7340. Clinical Information Systems and Databases.
This course builds on material covered in Methodological Foundations of Biomedical Informatics (BMIF 315) by introducing and developing concepts in distributed systems and network computing: OSI stack, protocols, TCP/IP, Sockets, and DNS; clinical database concepts: synchronization, concurrency, deadlock, full-text databases; distributed database services, including high-availability techniques; and architectural considerations in the design of clinical information systems. The VUMC clinical database architecture is used as a case study. Prerequisites: for Biomedical Informatics students: BMIF315 or permission of instructor; for non-Biomedical Informatics students: coding ability in some standard procedural or object-oriented computer language, preferably PERL. FALL  D Giuse
7360. Graduate Seminar on Biomedical Informatics Algorithms.
Graduate-level topics in intermediate or advanced algorithms, data structures, and knowledge representations for biomedical informatics that are not covered in the MS/PhD core courses. Note: covered topics will be highly dependent on faculty and student interests and will change from year to year to reflect research advances and interests. Students must obtain instructor permission to enter the class. [1-3] (Not currently offered.)
7369. Master’s Thesis Research.
7370. Evaluation Methods in Biomedical Informatics.
Students are introduced to evaluation and experimentation, with exposure to study design, including sampling, appropriate use of controls; data collection, including human subjects research considerations; analysis, including testing for statistical significance, definitions of sensitivity and specificity, ROC plots; and reporting of results. Quantitative and qualitative methods will be covered, as well as methods and issues specific to healthcare settings. FALL  C Gadd, J Peterson
7379. Non-Candidate Research.
7380. Data Privacy in Biomedicine.
This course introduces students to concepts for evaluating and constructing technologies that protect personal privacy in data collected for primary care and biomedical research. Material in this course touches on topics in biomedical knowledge modeling, data mining, policy design, and law. Prerequisite: Students are expected to be proficient in writing basic software programs; although no specific programming language is required.
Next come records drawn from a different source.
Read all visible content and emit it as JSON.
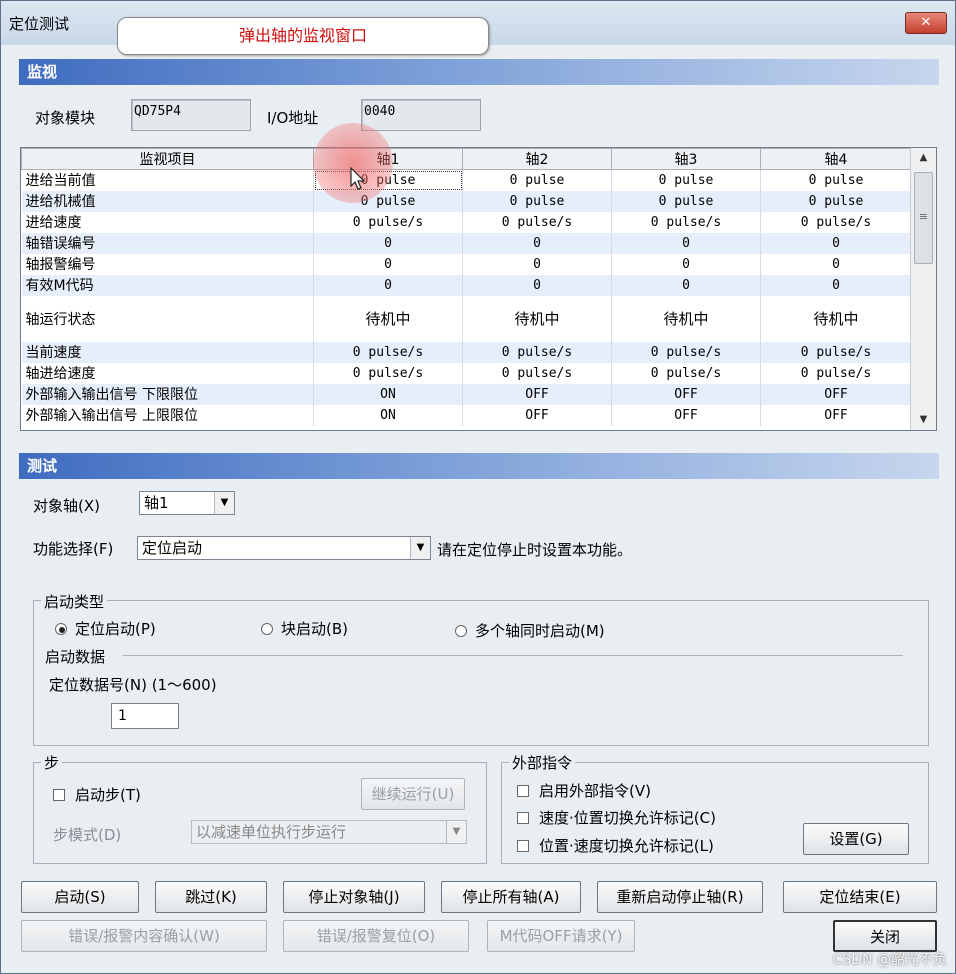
{
  "window": {
    "title": "定位测试",
    "close_glyph": "✕"
  },
  "callout": "弹出轴的监视窗口",
  "monitor": {
    "section_title": "监视",
    "module_label": "对象模块",
    "module_value": "QD75P4",
    "io_label": "I/O地址",
    "io_value": "0040",
    "columns": [
      "监视项目",
      "轴1",
      "轴2",
      "轴3",
      "轴4"
    ],
    "rows": [
      {
        "item": "进给当前值",
        "v": [
          "0 pulse",
          "0 pulse",
          "0 pulse",
          "0 pulse"
        ]
      },
      {
        "item": "进给机械值",
        "v": [
          "0 pulse",
          "0 pulse",
          "0 pulse",
          "0 pulse"
        ]
      },
      {
        "item": "进给速度",
        "v": [
          "0 pulse/s",
          "0 pulse/s",
          "0 pulse/s",
          "0 pulse/s"
        ]
      },
      {
        "item": "轴错误编号",
        "v": [
          "0",
          "0",
          "0",
          "0"
        ]
      },
      {
        "item": "轴报警编号",
        "v": [
          "0",
          "0",
          "0",
          "0"
        ]
      },
      {
        "item": "有效M代码",
        "v": [
          "0",
          "0",
          "0",
          "0"
        ]
      },
      {
        "item": "轴运行状态",
        "v": [
          "待机中",
          "待机中",
          "待机中",
          "待机中"
        ]
      },
      {
        "item": "当前速度",
        "v": [
          "0 pulse/s",
          "0 pulse/s",
          "0 pulse/s",
          "0 pulse/s"
        ]
      },
      {
        "item": "轴进给速度",
        "v": [
          "0 pulse/s",
          "0 pulse/s",
          "0 pulse/s",
          "0 pulse/s"
        ]
      },
      {
        "item": "外部输入输出信号 下限限位",
        "v": [
          "ON",
          "OFF",
          "OFF",
          "OFF"
        ]
      },
      {
        "item": "外部输入输出信号 上限限位",
        "v": [
          "ON",
          "OFF",
          "OFF",
          "OFF"
        ]
      }
    ]
  },
  "test": {
    "section_title": "测试",
    "axis_label": "对象轴(X)",
    "axis_value": "轴1",
    "function_label": "功能选择(F)",
    "function_value": "定位启动",
    "function_hint": "请在定位停止时设置本功能。",
    "start_type": {
      "title": "启动类型",
      "options": [
        "定位启动(P)",
        "块启动(B)",
        "多个轴同时启动(M)"
      ],
      "selected": "定位启动(P)",
      "data_title": "启动数据",
      "data_no_label": "定位数据号(N) (1～600)",
      "data_no_value": "1"
    },
    "step": {
      "title": "步",
      "checkbox": "启动步(T)",
      "continue_button": "继续运行(U)",
      "mode_label": "步模式(D)",
      "mode_value": "以减速单位执行步运行"
    },
    "external": {
      "title": "外部指令",
      "checks": [
        "启用外部指令(V)",
        "速度·位置切换允许标记(C)",
        "位置·速度切换允许标记(L)"
      ],
      "settings_button": "设置(G)"
    }
  },
  "buttons": {
    "row1": [
      "启动(S)",
      "跳过(K)",
      "停止对象轴(J)",
      "停止所有轴(A)",
      "重新启动停止轴(R)",
      "定位结束(E)"
    ],
    "row2": [
      "错误/报警内容确认(W)",
      "错误/报警复位(O)",
      "M代码OFF请求(Y)"
    ],
    "close": "关闭"
  },
  "watermark": "CSDN @韶光不负",
  "colors": {
    "section_header": "#3f6cc0",
    "callout_text": "#d01010",
    "alt_row": "#e6eefb"
  }
}
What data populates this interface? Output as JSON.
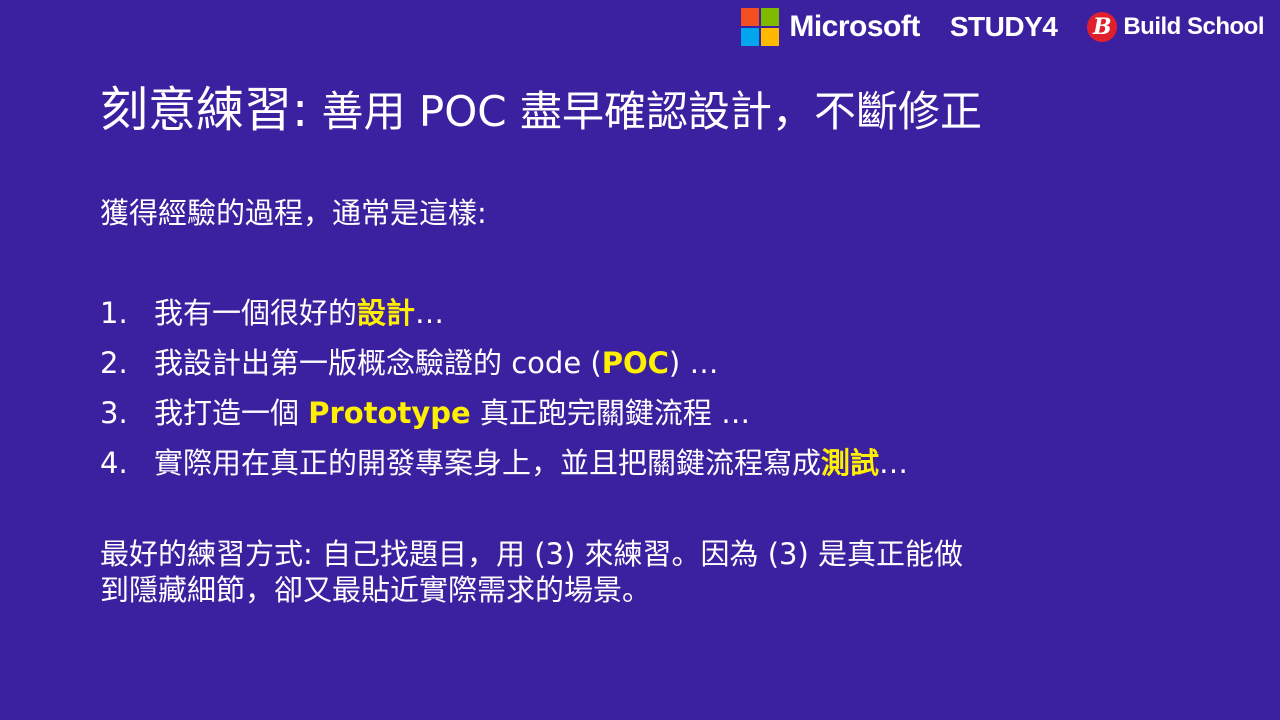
{
  "logos": {
    "microsoft": "Microsoft",
    "study4": "STUDY4",
    "buildschool_mark": "B",
    "buildschool": "Build School",
    "ms_colors": [
      "#f25022",
      "#7fba00",
      "#00a4ef",
      "#ffb900"
    ]
  },
  "title": {
    "main": "刻意練習:",
    "sub": " 善用 POC 盡早確認設計，不斷修正"
  },
  "intro": "獲得經驗的過程，通常是這樣:",
  "steps": [
    {
      "num": "1.",
      "pre": "我有一個很好的",
      "hl": "設計",
      "post": "…"
    },
    {
      "num": "2.",
      "pre": "我設計出第一版概念驗證的 code (",
      "hl": "POC",
      "post": ") …"
    },
    {
      "num": "3.",
      "pre": "我打造一個 ",
      "hl": "Prototype",
      "post": " 真正跑完關鍵流程 …"
    },
    {
      "num": "4.",
      "pre": "實際用在真正的開發專案身上，並且把關鍵流程寫成",
      "hl": "測試",
      "post": "…"
    }
  ],
  "closing": {
    "line1": "最好的練習方式: 自己找題目，用 (3) 來練習。因為 (3) 是真正能做",
    "line2": "到隱藏細節，卻又最貼近實際需求的場景。"
  },
  "colors": {
    "background": "#3b21a0",
    "highlight": "#ffef00"
  }
}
SPR  B Malin
7395. Directed Research / Independent Study.
Students will work under close supervision of a specific faculty member on an ongoing research problem. Depending on the specific project, students will learn aspects of study design, research methods, data collection and analysis, research manuscript writing, and human factors engineering. SPRING/FALL [1-3] Staff.
7399. Ph.D. Dissertation Research.